People were all crushed together pushing each other; trying to hold their packages over their head or passing them over to friends on the other side or throwing them over the side to pick up after they passed through the turnstile. They were shouting and complaining and telling each other "wachd, wachd" (one at a time).

 When so many people are pressing forward on the turnstile the turnstile becomes stuck even when it is not locked.  Those who were able to trickle through tried to help by pushing back on the turnstile from the other side.  A few people managed to squeeze in through the wall and the turnstile where there is a very narrow space. The soldier with the loud speaker from the terminal called out to those squeezing through and told them to stop.

There were those Palestinians who didn't want to push their way through and they waited around on the sides hoping for the crowd to slowly disperse. We spoke to one man later who told us he got to the CP at 3:30AM but didn't get out until 7:20AM because he wasn't capable of pushing through.

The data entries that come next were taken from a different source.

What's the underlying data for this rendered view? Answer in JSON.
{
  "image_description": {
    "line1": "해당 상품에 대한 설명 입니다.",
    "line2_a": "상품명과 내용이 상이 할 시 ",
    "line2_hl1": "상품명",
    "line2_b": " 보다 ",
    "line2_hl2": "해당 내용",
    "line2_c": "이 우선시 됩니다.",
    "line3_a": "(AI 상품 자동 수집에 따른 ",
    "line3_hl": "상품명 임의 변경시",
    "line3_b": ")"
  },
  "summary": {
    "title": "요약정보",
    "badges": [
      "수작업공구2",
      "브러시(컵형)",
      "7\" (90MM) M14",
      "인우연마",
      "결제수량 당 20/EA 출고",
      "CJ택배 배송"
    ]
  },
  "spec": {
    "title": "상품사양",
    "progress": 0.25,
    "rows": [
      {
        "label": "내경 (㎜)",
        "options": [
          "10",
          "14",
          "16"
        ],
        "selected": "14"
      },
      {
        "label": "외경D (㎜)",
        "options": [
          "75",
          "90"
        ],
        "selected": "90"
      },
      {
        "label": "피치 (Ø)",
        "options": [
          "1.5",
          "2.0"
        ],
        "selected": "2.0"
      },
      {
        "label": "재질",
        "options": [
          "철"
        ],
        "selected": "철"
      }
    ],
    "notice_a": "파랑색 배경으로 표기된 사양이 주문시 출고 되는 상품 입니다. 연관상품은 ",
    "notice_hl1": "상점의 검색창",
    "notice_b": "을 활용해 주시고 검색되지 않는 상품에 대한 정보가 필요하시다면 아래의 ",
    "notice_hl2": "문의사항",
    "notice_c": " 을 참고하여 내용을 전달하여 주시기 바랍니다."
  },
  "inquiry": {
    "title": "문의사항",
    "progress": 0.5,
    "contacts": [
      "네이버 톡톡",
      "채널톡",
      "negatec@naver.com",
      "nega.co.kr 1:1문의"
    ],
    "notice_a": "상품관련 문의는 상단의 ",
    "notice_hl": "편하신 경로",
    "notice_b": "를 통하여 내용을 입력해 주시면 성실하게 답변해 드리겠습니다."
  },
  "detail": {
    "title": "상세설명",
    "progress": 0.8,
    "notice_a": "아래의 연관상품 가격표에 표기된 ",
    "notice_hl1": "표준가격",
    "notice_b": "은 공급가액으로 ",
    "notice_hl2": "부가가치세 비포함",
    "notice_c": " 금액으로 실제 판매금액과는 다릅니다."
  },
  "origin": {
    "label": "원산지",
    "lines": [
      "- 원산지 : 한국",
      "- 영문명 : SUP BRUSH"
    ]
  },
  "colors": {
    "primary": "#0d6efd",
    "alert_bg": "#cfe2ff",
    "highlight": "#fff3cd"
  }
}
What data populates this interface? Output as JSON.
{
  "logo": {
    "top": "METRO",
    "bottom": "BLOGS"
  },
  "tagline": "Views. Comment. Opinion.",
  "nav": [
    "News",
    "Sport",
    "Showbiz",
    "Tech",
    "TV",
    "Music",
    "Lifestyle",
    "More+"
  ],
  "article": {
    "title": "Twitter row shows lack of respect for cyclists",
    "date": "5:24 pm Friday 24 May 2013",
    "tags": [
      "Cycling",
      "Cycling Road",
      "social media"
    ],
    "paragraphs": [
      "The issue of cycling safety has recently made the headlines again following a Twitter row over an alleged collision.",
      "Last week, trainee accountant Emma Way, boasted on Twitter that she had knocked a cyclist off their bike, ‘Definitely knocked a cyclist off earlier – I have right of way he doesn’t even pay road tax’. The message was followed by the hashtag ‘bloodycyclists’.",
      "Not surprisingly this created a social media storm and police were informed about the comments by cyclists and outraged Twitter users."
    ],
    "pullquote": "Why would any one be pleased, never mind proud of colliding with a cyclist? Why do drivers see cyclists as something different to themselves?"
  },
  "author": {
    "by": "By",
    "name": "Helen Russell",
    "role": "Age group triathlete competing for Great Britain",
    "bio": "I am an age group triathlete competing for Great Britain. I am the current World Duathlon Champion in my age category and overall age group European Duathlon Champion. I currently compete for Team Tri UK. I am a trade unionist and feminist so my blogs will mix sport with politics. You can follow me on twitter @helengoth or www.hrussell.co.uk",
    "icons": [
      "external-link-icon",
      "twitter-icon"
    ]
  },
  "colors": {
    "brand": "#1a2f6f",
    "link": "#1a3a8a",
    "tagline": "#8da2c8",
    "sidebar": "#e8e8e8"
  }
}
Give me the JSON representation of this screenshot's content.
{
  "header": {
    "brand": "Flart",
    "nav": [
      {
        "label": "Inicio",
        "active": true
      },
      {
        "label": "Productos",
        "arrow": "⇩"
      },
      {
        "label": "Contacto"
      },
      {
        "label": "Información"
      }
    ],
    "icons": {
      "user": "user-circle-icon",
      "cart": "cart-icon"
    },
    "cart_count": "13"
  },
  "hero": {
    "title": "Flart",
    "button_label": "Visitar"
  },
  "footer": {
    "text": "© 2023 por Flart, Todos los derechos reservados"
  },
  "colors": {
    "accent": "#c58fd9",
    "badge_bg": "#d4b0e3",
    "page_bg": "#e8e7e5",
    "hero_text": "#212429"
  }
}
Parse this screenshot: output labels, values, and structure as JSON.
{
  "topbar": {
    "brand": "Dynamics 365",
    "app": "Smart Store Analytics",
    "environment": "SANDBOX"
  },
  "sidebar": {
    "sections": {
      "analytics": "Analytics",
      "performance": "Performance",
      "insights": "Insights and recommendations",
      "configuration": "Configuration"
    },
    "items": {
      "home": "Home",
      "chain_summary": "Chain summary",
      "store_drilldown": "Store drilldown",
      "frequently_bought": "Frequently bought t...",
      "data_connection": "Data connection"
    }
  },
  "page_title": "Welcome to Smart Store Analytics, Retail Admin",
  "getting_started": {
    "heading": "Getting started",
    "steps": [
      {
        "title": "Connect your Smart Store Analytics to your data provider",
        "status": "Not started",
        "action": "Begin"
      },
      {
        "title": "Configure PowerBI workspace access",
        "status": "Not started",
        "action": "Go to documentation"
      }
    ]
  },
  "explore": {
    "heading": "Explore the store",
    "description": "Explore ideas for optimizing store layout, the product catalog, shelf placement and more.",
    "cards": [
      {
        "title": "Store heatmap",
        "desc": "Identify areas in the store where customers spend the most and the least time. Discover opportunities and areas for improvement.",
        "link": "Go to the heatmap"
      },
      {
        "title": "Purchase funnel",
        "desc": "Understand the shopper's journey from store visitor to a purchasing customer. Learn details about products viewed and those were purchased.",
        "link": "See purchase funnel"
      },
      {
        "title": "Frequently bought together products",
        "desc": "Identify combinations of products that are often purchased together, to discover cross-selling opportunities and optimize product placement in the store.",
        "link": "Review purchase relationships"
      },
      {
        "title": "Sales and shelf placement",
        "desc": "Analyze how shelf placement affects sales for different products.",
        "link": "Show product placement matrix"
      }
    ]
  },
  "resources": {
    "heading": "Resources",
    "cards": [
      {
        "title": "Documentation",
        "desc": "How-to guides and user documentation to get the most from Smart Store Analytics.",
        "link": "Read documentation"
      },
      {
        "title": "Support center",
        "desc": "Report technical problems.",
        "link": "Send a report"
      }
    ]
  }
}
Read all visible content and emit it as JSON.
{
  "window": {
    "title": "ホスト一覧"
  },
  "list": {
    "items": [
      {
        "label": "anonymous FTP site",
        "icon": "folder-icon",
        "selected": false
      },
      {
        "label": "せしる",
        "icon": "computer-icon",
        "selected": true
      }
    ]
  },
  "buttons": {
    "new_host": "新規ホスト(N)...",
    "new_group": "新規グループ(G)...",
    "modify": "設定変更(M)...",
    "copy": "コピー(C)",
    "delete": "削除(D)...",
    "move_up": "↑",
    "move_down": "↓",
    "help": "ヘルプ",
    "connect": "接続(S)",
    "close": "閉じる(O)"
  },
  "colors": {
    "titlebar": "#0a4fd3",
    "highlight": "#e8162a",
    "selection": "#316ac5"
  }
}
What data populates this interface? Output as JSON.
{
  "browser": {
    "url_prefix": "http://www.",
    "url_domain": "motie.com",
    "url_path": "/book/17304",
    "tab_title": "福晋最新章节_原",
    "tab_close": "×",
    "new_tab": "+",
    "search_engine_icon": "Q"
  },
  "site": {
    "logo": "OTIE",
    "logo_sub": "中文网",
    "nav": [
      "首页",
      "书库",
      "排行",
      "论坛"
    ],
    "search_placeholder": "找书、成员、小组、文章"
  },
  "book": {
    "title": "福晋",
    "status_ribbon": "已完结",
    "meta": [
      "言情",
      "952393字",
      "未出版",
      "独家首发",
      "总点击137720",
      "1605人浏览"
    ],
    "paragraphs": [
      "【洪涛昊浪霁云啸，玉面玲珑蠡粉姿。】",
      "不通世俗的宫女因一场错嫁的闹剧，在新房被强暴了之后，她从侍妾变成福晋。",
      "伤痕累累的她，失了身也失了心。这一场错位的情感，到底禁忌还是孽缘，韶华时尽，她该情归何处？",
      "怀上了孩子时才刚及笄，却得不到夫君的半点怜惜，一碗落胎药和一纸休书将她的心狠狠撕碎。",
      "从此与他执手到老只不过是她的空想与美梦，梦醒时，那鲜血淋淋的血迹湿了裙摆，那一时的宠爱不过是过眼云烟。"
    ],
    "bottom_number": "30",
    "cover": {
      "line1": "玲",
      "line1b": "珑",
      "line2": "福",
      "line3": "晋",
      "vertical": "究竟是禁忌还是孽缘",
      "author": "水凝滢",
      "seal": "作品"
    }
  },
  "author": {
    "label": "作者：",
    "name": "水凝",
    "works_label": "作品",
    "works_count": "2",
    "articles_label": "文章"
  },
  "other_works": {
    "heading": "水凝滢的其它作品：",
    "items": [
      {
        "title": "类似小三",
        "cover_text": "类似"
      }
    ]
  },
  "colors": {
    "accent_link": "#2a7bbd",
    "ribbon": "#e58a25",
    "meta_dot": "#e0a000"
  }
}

At 4:49AM the jeep came back and parked near the turnstile. We saw a vehicle with yellow blinking lights on the Palestinian side. We called the Internationals and they told us it was an ambulance. A couple of people were injured.

At 4:55AM a soldier from the jeep saw some one trying to squeeze through the space between the turnstile and wall and ran out to stop him. The internationals asked us if we could ask the army to open another turnstile for the women who want to pass through but can't because of the bottle neck. We couldn't do anything but they eventually get through to someone who did open another turnstile.

At 5:25AM  soldiers from the jeep came over to us and told us we shouldn't be there . They wanted us to stand behind these huge cement structures. If we stood there we  would not have been able to see the turnstile on the other side. They told us it was a military zone. We moved slightly back.

At 5:35AM the soldiers came back and put up a sign which said "Danger – Military Zone. Anyone who passes through is endangering their lives." They insisted we stand behind that sign. We moved over and found another place to stand in the grasses that allowed us to see the turnstile from a far.

 We saw about 20 people sitting behind the gate on the Israeli side. There was some thing wrong with the matching of their fingerprints and they had to wait until 8:30AM for the DCO to open. This mismatching often happens to people who work with their hands. The constant rubbing of the fingers on hard surfaces changes the print and then it no longer looks like the picture taken a few weeks before.

In the terminal four stations were in operation to examine the Palestinians' documents. An average of only 12 people a minute were checked and left the terminal on the Israeli side (as many as 20 and as few as 3 per minute). 

 About 3,500 people must pass through in the morning to get to work.  It is outrageous to expect only 4 stations to service such a mass of people. This is especially ludicrous when you see what a pressure the people are under. People who come from villages further north must get up at 2AM in order to get to work on time. They must pass through other checkpoints before even getting to the CP at the boarder to Israel. And here at this boarder they are met with an endless line of people all equally under the same pressure to get to work and must fight each other for a place on line. It is as if we set the stage for this to happen. This kind of treatment of people who have passed through all the security tests and have received permits is unacceptable. It results in chaos. As so many Palestinians who pass by us say, "This is not living!"